If you’re a beginning bird-watcher looking for tips or an experienced birder looking for avian adventures, consider participating in the Forest Preserve District’s new "Big Day – Bird Hike Challenge."
The program kicks off April 3 and runs through Aug. 17 at six preserves. Participants can pick up bird checklists at Plum Creek Nature Center or Monee Reservoir Visitor Center, and return them to the same locations for a chance to win a pair of high-quality binoculars valued at more than $200. The free program is for ages 18 and older.
"Through spring and summer, there will be more than 100 species that you should be able to find in these six preserves," said Bob Bryerton, an interpretive naturalist for the Forest Preserve. "The hope is that birders will be able to set personal bests in the process."
The inspiration for the program comes from the movie, "The Big Year," which was about a bird-spotting competition, Bryerton explained. "Basically, the Forest Preserve's 'Big Day' concept is similar to a big year of birding, except that it involves one-day birding challenges."
Participants can visit any of the featured preserves, count and record all of the birds they see in a 24-hour period and submit checklists to Plum Creek or Monee Reservoir to be entered in the drawing. Submitting more than one checklist for additional days of bird-watching increases the chances of winning. The prize winner's name will be drawn at the "Hummingbird Festival & Nature Celebration" on August 18 at Goodenow Grove Nature Preserve.
To help birders, all six preserves featured in the "Big Day" program will host "Morning Bird Hikes" from 8-10 a.m. on these dates: Sunday, April 8, Raccoon Grove Nature Preserve; Saturday, April 14, Monee Reservoir; Saturday, May 19, Goodenow Grove Nature Preserve; Sunday, May 20, Messenger Woods Nature Preserve; Saturday, June 16, Hickory Creek Preserve – LaPorte Road Access; and Sunday, June 17, Messenger Marsh.
"During these guided hikes, we will give tips and tricks for identifying birds in a group setting," Bryerton said. "Going in a group is always fun, and you usually see more species together than individually."
Bryerton encouraged birding newbies to give the program a whirl.
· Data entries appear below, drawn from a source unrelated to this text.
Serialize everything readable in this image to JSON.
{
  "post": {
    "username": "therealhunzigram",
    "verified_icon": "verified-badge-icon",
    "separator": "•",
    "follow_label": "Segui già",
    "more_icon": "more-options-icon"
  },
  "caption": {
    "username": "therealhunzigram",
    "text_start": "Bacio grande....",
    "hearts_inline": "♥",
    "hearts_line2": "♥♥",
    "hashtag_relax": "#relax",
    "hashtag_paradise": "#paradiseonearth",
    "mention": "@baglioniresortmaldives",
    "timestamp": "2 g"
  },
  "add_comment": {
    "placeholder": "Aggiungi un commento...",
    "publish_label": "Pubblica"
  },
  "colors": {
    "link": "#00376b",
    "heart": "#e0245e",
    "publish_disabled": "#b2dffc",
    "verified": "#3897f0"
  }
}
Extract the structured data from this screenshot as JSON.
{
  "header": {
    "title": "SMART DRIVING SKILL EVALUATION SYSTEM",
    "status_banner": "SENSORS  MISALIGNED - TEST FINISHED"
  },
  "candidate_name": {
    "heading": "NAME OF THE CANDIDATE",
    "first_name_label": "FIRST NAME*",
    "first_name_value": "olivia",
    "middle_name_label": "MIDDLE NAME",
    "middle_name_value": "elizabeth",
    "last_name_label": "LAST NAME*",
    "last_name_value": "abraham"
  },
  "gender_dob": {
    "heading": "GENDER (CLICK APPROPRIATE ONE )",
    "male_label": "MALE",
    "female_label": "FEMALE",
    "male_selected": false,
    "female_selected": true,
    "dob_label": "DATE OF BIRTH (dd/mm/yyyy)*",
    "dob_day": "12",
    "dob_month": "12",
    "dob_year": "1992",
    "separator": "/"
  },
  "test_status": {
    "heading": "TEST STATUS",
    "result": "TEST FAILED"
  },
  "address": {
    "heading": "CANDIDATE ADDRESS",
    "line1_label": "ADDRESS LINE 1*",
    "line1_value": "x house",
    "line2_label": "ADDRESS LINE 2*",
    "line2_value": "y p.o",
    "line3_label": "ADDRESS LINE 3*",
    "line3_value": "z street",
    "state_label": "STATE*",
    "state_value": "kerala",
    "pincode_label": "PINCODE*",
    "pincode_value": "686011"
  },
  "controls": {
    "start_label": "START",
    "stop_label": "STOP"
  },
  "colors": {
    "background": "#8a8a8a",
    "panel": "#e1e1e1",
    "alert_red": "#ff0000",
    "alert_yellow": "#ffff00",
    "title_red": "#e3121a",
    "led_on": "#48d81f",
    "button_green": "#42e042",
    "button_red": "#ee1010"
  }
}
"Even if you know only robins and cardinals, you can take part in this," he said. "Just count what you can identify, and little by little you will increase what you know. This program also will help you build confidence by having someone to confirm that, yes, you are seeing a Blackburnian warbler or other cool species you have not seen before."
In addition to submitting checklists to the Forest Preserve, program participants can act as citizen scientists by submitting their birding data to the ebird.org website.
"So the basic idea is to challenge yourself to expand your knowledge of birds, and to help contribute to the overall information on where these birds are located," Bryerton said.